Joanne was standing at the other end of the subway and turned to see me coming down the car to her. She smiled and said, “Oh hey!” then her face instantly crumpled as she realized why I was walking toward her. “Oh noo!!” she moaned as I hugged her goodbye. Saying goodbye to Joanne and Pauli was really sad, but not terribly difficult. I know we’ll be seeing lots of each other next semester and especially next summer when we work for a hot air ballooning company in France.
That night, I caught a cab for Stephanie and Simone and slept in my own bed for the first time in a week. A few days later, Cristen and Angela were over, waiting until 3 am to catch our own cab to the airport. We helped Angela lighten her suitcase by drinking down a bottle of wine as we played Beatles sing along courtesy of the internet and my mad bass-guitar skills. It was a phenomenal send-off.
When we got to the airport we found Bootstrap Bill puzzling over what to do with a 20 lb box of fruit and wine that his family had insisted that he take with him. That being silly and illegal, Bill had a dilemma on his hands. We helped out by eating fruits in the airport, but it was a (wait for it) fruitless endeavor and he wound up giving them away to a Georgian who was leaving the airport.
Despite a small flight delay and a shorter-than-anticipated layover in Amsterdam, I made it home safe and sound on December 22nd. It’s been about a day and a half now, and I’m rather enjoying it. I’m already looking forward to going back to Georgia and reuniting with my friends and family there, but for now I’m content to have traded this:

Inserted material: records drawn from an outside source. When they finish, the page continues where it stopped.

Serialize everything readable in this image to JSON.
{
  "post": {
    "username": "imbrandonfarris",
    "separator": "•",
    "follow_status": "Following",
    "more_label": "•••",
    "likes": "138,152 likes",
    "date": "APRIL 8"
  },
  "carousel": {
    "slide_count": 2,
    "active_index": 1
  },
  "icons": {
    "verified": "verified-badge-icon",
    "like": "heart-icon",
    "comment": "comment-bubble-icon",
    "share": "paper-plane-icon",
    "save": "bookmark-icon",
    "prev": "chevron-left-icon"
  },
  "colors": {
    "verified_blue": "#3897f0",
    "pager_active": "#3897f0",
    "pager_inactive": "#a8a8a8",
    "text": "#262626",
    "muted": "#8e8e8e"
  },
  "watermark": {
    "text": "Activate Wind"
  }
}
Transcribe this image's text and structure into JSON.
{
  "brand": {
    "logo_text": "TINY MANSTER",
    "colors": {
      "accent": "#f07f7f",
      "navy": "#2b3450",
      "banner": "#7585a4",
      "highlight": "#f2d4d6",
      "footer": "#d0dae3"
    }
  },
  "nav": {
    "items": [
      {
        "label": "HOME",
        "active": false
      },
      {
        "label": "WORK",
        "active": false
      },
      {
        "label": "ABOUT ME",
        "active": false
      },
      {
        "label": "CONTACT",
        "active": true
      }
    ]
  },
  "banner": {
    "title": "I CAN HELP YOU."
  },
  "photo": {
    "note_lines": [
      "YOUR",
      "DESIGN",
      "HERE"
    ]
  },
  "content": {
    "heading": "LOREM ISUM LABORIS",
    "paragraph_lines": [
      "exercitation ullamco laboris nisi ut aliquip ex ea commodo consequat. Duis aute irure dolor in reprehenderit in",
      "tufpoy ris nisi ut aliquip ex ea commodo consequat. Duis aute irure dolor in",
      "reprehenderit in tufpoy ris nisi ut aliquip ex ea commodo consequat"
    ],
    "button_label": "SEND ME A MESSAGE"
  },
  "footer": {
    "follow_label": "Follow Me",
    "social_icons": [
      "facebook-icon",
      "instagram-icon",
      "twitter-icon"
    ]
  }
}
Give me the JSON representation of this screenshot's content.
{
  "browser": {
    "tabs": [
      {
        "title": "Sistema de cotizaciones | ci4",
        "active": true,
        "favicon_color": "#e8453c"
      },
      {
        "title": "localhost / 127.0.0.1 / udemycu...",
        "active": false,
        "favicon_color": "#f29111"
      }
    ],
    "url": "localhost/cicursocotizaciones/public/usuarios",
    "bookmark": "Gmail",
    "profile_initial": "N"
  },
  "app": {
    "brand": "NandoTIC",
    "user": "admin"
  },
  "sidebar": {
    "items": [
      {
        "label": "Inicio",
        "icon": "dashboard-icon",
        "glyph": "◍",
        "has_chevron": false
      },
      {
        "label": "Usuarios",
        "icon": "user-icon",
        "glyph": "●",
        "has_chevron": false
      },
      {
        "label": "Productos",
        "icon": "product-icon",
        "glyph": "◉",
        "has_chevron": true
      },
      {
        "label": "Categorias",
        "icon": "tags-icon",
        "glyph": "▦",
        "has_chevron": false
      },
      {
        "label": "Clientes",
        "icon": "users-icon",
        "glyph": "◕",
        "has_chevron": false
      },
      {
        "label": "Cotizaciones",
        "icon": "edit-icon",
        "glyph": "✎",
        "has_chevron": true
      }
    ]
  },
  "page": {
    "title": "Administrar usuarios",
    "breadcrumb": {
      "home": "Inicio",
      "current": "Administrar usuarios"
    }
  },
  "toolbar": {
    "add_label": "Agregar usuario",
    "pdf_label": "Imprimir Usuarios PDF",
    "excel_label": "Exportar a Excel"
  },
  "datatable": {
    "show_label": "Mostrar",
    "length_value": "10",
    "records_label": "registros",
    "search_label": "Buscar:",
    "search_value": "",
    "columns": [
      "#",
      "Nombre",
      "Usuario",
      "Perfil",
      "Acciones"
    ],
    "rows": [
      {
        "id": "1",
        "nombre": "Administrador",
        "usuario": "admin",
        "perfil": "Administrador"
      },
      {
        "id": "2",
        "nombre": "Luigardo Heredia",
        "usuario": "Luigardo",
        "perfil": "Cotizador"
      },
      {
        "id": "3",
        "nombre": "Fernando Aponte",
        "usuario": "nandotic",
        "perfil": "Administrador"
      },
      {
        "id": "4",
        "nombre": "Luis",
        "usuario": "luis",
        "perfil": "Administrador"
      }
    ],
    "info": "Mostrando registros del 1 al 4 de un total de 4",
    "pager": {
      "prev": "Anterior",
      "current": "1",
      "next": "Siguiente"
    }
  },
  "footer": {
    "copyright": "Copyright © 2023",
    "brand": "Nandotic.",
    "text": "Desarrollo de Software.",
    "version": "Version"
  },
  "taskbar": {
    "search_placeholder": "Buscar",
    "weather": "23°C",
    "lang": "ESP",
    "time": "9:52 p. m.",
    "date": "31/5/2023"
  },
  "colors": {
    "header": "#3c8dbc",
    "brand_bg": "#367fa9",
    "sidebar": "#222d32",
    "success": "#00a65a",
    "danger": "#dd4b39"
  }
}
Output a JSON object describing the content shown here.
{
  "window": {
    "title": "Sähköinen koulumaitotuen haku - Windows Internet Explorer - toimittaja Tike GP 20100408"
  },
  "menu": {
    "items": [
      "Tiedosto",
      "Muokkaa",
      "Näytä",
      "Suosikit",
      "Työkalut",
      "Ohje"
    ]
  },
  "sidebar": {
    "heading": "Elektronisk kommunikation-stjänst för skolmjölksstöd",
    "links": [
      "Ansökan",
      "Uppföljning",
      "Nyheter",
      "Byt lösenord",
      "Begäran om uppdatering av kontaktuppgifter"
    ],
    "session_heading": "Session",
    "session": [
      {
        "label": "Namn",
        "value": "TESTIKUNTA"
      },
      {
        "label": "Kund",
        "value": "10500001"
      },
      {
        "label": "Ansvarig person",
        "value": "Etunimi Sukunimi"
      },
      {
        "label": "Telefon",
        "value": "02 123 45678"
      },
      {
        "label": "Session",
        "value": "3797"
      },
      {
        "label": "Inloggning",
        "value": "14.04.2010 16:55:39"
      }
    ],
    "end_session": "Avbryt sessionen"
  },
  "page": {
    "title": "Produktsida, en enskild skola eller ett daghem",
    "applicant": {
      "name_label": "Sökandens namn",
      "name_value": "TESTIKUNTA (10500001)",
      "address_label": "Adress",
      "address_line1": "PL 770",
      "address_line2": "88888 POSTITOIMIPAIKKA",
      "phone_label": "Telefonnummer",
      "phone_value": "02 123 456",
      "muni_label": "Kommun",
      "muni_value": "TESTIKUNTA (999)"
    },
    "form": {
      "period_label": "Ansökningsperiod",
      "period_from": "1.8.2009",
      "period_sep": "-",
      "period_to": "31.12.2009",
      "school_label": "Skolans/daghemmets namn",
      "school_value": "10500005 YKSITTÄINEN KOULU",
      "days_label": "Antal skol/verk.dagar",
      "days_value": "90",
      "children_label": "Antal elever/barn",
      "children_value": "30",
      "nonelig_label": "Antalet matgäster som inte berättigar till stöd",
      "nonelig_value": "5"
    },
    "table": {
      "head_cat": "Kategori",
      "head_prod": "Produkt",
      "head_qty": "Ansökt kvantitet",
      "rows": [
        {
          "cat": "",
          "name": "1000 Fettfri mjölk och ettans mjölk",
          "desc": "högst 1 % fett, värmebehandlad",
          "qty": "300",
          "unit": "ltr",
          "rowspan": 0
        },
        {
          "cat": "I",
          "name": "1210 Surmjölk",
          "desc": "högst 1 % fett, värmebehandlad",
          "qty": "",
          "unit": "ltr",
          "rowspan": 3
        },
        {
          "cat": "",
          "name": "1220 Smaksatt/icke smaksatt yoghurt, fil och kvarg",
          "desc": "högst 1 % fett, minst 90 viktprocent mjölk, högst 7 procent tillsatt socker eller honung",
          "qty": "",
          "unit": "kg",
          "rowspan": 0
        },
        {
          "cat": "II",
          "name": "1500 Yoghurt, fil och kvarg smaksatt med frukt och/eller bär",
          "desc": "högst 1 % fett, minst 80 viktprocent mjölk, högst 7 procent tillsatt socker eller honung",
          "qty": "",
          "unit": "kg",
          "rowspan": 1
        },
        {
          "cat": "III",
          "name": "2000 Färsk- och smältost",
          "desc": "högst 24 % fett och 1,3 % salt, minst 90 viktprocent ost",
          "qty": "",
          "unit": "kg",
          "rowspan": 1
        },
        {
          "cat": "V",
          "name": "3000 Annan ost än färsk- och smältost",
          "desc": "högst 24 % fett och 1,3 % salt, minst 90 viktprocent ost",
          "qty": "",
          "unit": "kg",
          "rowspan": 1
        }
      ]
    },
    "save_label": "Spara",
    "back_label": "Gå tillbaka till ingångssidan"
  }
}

(So yes, I’m home now, sledding, but I have a bunch of catching up to do, so there’ll still be posts about my time in Georgia over the course of the holidays. Stay tuned! Also, if you’re lucky I’ll even tell you a bit about Maine!)